■ **DIRECTIONS FOR THIS TASK**
Please give every record below again exactly, and keep the pictures out.

■ **SOURCE MATERIAL**
──────────────────────────────
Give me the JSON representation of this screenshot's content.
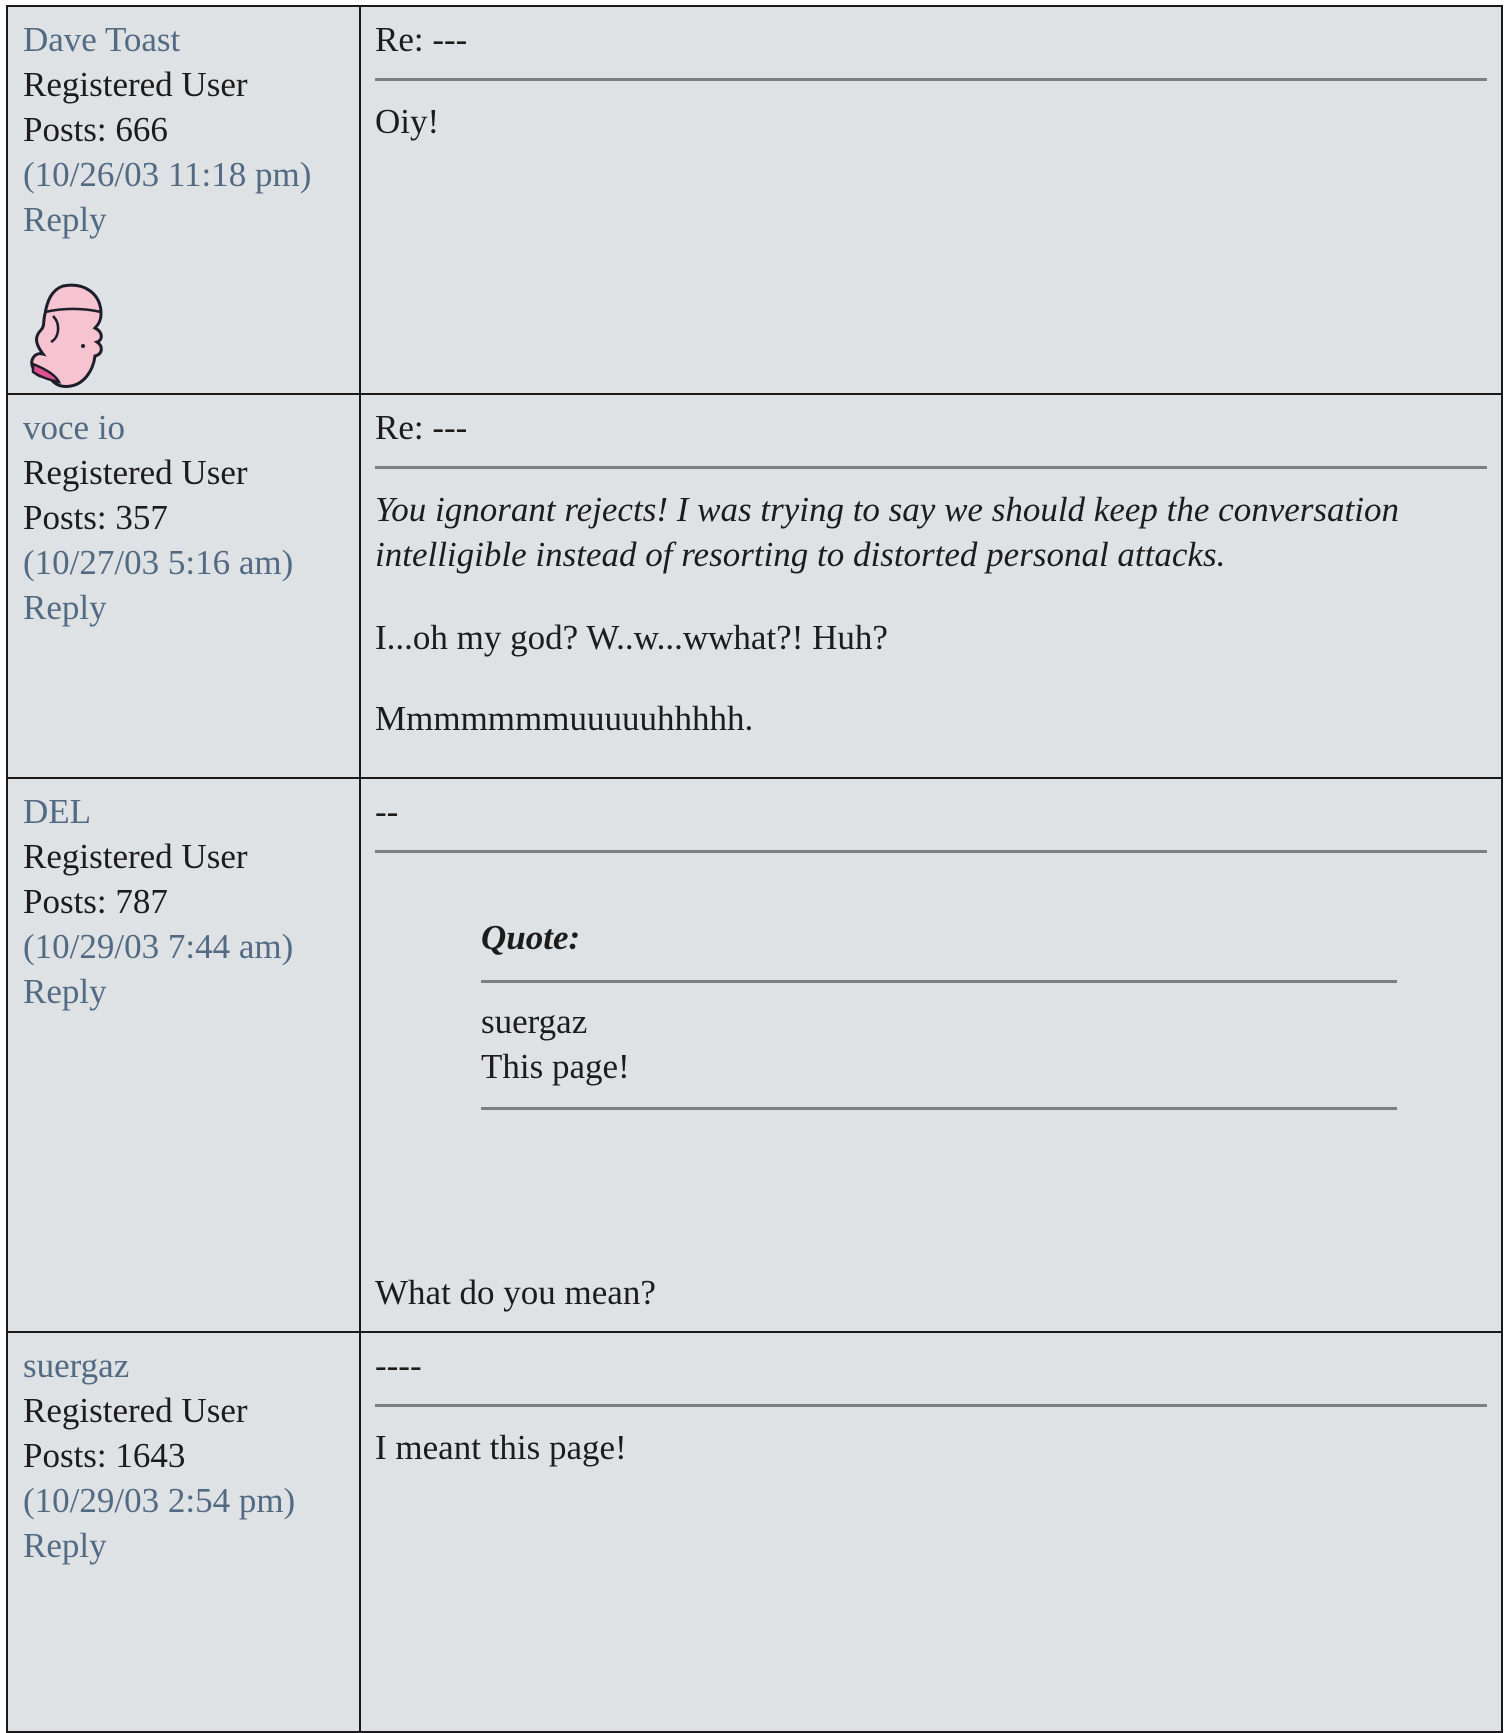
{
  "posts": [
    {
      "username": "Dave Toast",
      "role": "Registered User",
      "posts_label": "Posts: 666",
      "timestamp": "(10/26/03 11:18 pm)",
      "reply_label": "Reply",
      "has_avatar": true,
      "subject": "Re: ---",
      "body": [
        "Oiy!"
      ]
    },
    {
      "username": "voce io",
      "role": "Registered User",
      "posts_label": "Posts: 357",
      "timestamp": "(10/27/03 5:16 am)",
      "reply_label": "Reply",
      "subject": "Re: ---",
      "italic_text": "You ignorant rejects! I was trying to say we should keep the conversation intelligible instead of resorting to distorted personal attacks.",
      "body": [
        "I...oh my god? W..w...wwhat?! Huh?",
        "Mmmmmmmuuuuuhhhhh."
      ]
    },
    {
      "username": "DEL",
      "role": "Registered User",
      "posts_label": "Posts: 787",
      "timestamp": "(10/29/03 7:44 am)",
      "reply_label": "Reply",
      "subject": "--",
      "quote": {
        "header": "Quote:",
        "author": "suergaz",
        "text": "This page!"
      },
      "body": [
        "What do you mean?"
      ]
    },
    {
      "username": "suergaz",
      "role": "Registered User",
      "posts_label": "Posts: 1643",
      "timestamp": "(10/29/03 2:54 pm)",
      "reply_label": "Reply",
      "subject": "----",
      "body": [
        "I meant this page!"
      ]
    }
  ],
  "colors": {
    "link": "#536a83",
    "cell_background": "#dfe2e5",
    "border": "#1a1a1a",
    "rule": "#7b7e82"
  },
  "icons": {
    "avatar_0": "pink-cartoon-head-icon"
  }
}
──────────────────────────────
■ **WRITTEN REPLY**
Give me the JSON representation of this screenshot's content.
{
  "posts": [
    {
      "username": "Dave Toast",
      "role": "Registered User",
      "posts_label": "Posts: 666",
      "timestamp": "(10/26/03 11:18 pm)",
      "reply_label": "Reply",
      "has_avatar": true,
      "subject": "Re: ---",
      "body": [
        "Oiy!"
      ]
    },
    {
      "username": "voce io",
      "role": "Registered User",
      "posts_label": "Posts: 357",
      "timestamp": "(10/27/03 5:16 am)",
      "reply_label": "Reply",
      "subject": "Re: ---",
      "italic_text": "You ignorant rejects! I was trying to say we should keep the conversation intelligible instead of resorting to distorted personal attacks.",
      "body": [
        "I...oh my god? W..w...wwhat?! Huh?",
        "Mmmmmmmuuuuuhhhhh."
      ]
    },
    {
      "username": "DEL",
      "role": "Registered User",
      "posts_label": "Posts: 787",
      "timestamp": "(10/29/03 7:44 am)",
      "reply_label": "Reply",
      "subject": "--",
      "quote": {
        "header": "Quote:",
        "author": "suergaz",
        "text": "This page!"
      },
      "body": [
        "What do you mean?"
      ]
    },
    {
      "username": "suergaz",
      "role": "Registered User",
      "posts_label": "Posts: 1643",
      "timestamp": "(10/29/03 2:54 pm)",
      "reply_label": "Reply",
      "subject": "----",
      "body": [
        "I meant this page!"
      ]
    }
  ],
  "colors": {
    "link": "#536a83",
    "cell_background": "#dfe2e5",
    "border": "#1a1a1a",
    "rule": "#7b7e82"
  },
  "icons": {
    "avatar_0": "pink-cartoon-head-icon"
  }
}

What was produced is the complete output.